All at once, a "fiscal cliff" deal seems to be coming together. Speaker John Boehner's latest offer doesn't go quite far enough for the White House to agree, but it goes far enough that many think they can see the agreement taking shape.
Boehner offered to let tax rates rise for income over $1 million. The White House wanted to let tax rates rise for income over $250,000. The compromise will likely be somewhere in between. More revenue will come from limiting deductions, likely using some variant of the White House's oft-proposed, oft-rejected idea for limiting itemized deductions to 28 percent. The total revenue raised by the two policies will likely be a bit north of $1 trillion. Congress will get instructions to use this new baseline to embark on tax reform next year. Importantly, if tax reform never happens, the revenue will already be locked in.
On the spending side, the Democrats' headline concession will be accepting chained-CPI, which is to say, accepting a cut to Social Security benefits. Beyond that, the negotiators will agree to targets for spending cuts. Expect the final number here, too, to be in the neighborhood of $1 trillion, but also expect it to lack many specifics. Whether the cuts come from Medicare or Medicaid, whether they include raising the Medicare age, and many of the other contentious issues in the talks will be left up to Congress.

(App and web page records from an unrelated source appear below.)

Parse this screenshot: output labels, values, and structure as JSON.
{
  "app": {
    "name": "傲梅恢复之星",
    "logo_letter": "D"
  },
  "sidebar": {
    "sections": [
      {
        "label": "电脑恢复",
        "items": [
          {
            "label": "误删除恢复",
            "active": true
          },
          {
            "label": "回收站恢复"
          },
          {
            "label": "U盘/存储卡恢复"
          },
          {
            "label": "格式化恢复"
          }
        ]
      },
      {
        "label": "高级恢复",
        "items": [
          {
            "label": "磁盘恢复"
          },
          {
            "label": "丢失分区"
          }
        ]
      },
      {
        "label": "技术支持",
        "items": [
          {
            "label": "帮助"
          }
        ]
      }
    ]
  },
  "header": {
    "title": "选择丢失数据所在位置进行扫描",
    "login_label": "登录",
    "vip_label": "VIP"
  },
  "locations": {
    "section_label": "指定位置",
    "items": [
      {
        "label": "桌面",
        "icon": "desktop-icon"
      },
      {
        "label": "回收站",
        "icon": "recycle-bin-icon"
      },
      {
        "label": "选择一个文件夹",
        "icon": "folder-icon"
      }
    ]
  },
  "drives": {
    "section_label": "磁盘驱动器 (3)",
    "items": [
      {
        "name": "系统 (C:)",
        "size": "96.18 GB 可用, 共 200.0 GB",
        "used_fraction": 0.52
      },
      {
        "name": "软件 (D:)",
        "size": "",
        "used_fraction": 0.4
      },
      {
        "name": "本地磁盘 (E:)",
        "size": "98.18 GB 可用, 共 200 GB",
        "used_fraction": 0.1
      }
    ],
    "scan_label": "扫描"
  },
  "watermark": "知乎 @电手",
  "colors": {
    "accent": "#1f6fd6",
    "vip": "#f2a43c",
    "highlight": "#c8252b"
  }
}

The deal will lift the spending sequester, but it will be backed up by, yes, another sequester-like policy. I'm told that the details on this next sequester haven't been worked out yet, but the governing theory is that it should be more reasonable than the current sequester. That is to say, if the two parties can't agree on something better, then this should be a policy they're willing to live with.
On stimulus, unemployment insurance will be extended, as will the refundable tax credits. Some amount of infrastructure spending is likely. Perversely, the payroll tax cut, one of the most stimulative policies in the fiscal cliff, will likely be allowed to lapse, which will deal a big blow to the economy.
As for the debt ceiling, that will likely be lifted for a year, at least. In contrast to a week or so ago, when the White House was very intent on finishing the debt ceiling fight now, they're sounding considerably less committed to securing a long-term increase in these negotiations. The argument winning converts, I'm told, is that since the White House won't negotiate on the debt ceiling now and won't negotiate on it later, there's little reason to make it the sine qua non of a deal.
As is always the case, the negotiations could fall apart, or the deal could change. But right now, the participants sound upbeat, surprised at how quickly the process has moved from evident disaster to near-agreement, and fairly comfortable with where they think they'll end up.